» TASK REQUIREMENTS: If a line in the records below contains the word "value", copy it.

» RECORDS TO PROCESS:
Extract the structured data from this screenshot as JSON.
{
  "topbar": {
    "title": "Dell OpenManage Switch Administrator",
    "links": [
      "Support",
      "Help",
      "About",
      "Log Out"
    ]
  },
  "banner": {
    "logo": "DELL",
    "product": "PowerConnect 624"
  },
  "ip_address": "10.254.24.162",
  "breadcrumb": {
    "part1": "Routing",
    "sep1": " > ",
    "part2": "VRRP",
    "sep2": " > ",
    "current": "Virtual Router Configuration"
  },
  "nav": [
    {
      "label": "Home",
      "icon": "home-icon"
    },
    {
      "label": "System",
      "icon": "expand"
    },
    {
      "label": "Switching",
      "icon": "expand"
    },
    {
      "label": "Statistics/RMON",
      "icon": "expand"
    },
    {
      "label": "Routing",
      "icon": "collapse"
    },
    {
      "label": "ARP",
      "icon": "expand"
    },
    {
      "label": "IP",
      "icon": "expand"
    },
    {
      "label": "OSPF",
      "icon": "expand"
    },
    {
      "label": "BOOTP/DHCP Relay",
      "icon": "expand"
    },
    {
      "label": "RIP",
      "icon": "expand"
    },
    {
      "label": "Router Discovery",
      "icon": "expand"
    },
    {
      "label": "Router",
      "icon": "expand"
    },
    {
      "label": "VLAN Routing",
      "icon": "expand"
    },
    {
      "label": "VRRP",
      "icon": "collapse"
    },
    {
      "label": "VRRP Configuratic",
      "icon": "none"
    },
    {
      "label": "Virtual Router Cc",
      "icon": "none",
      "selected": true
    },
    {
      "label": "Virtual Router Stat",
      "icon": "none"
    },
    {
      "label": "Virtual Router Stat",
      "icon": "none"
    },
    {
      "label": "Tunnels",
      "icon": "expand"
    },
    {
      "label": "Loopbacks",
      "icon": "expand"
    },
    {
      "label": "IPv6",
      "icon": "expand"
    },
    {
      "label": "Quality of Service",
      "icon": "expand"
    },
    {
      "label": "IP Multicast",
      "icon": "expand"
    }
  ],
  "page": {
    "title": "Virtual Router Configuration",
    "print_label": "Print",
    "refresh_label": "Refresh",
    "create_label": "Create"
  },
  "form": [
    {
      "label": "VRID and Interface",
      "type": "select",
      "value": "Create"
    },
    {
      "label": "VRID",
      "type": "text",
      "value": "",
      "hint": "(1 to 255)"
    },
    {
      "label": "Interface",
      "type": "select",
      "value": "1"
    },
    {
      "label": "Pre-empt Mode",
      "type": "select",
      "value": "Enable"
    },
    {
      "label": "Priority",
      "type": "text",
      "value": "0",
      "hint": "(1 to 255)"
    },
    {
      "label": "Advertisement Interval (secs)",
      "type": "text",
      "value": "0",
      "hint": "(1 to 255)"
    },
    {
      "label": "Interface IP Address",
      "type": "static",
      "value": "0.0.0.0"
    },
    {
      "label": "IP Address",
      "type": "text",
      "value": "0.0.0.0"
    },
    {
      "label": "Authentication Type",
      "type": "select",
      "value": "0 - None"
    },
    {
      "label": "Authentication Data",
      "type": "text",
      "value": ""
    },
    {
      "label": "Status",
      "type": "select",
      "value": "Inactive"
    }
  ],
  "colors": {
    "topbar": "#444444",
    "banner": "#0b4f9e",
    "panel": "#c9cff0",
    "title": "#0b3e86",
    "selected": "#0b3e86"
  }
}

» TASK SOLUTION:
      "value": "Create"
      "value": "",
      "value": "1"
      "value": "Enable"
      "value": "0",
      "value": "0",
      "value": "0.0.0.0"
      "value": "0.0.0.0"
      "value": "0 - None"
      "value": ""
      "value": "Inactive"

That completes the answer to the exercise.